- Raw data:
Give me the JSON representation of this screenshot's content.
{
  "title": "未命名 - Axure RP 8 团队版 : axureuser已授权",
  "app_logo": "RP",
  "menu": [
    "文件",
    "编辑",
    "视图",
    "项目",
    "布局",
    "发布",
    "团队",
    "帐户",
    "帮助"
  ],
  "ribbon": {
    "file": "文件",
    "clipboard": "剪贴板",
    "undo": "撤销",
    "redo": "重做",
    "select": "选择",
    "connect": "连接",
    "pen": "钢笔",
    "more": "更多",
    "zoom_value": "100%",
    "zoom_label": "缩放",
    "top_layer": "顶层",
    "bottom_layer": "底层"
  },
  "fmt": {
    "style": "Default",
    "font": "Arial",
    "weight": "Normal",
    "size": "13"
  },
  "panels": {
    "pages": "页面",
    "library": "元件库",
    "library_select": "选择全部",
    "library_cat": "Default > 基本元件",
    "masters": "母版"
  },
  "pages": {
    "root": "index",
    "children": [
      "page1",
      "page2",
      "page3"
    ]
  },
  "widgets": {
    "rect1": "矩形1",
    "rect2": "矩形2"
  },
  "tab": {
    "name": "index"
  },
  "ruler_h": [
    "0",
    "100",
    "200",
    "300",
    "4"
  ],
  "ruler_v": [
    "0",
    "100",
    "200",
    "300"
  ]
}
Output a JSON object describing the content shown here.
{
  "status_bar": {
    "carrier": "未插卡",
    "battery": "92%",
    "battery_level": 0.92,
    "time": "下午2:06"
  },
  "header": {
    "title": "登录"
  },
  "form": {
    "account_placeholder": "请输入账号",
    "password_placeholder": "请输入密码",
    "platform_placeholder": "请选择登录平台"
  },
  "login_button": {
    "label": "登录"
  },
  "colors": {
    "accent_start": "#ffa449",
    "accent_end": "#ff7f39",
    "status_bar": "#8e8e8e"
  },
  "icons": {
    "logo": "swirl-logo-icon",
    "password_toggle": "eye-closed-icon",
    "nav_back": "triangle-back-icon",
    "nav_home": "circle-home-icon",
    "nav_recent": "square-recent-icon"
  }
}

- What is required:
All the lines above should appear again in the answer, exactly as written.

- Answer to this problem:
Give me the JSON representation of this screenshot's content.
{
  "title": "未命名 - Axure RP 8 团队版 : axureuser已授权",
  "app_logo": "RP",
  "menu": [
    "文件",
    "编辑",
    "视图",
    "项目",
    "布局",
    "发布",
    "团队",
    "帐户",
    "帮助"
  ],
  "ribbon": {
    "file": "文件",
    "clipboard": "剪贴板",
    "undo": "撤销",
    "redo": "重做",
    "select": "选择",
    "connect": "连接",
    "pen": "钢笔",
    "more": "更多",
    "zoom_value": "100%",
    "zoom_label": "缩放",
    "top_layer": "顶层",
    "bottom_layer": "底层"
  },
  "fmt": {
    "style": "Default",
    "font": "Arial",
    "weight": "Normal",
    "size": "13"
  },
  "panels": {
    "pages": "页面",
    "library": "元件库",
    "library_select": "选择全部",
    "library_cat": "Default > 基本元件",
    "masters": "母版"
  },
  "pages": {
    "root": "index",
    "children": [
      "page1",
      "page2",
      "page3"
    ]
  },
  "widgets": {
    "rect1": "矩形1",
    "rect2": "矩形2"
  },
  "tab": {
    "name": "index"
  },
  "ruler_h": [
    "0",
    "100",
    "200",
    "300",
    "4"
  ],
  "ruler_v": [
    "0",
    "100",
    "200",
    "300"
  ]
}
Output a JSON object describing the content shown here.
{
  "status_bar": {
    "carrier": "未插卡",
    "battery": "92%",
    "battery_level": 0.92,
    "time": "下午2:06"
  },
  "header": {
    "title": "登录"
  },
  "form": {
    "account_placeholder": "请输入账号",
    "password_placeholder": "请输入密码",
    "platform_placeholder": "请选择登录平台"
  },
  "login_button": {
    "label": "登录"
  },
  "colors": {
    "accent_start": "#ffa449",
    "accent_end": "#ff7f39",
    "status_bar": "#8e8e8e"
  },
  "icons": {
    "logo": "swirl-logo-icon",
    "password_toggle": "eye-closed-icon",
    "nav_back": "triangle-back-icon",
    "nav_home": "circle-home-icon",
    "nav_recent": "square-recent-icon"
  }
}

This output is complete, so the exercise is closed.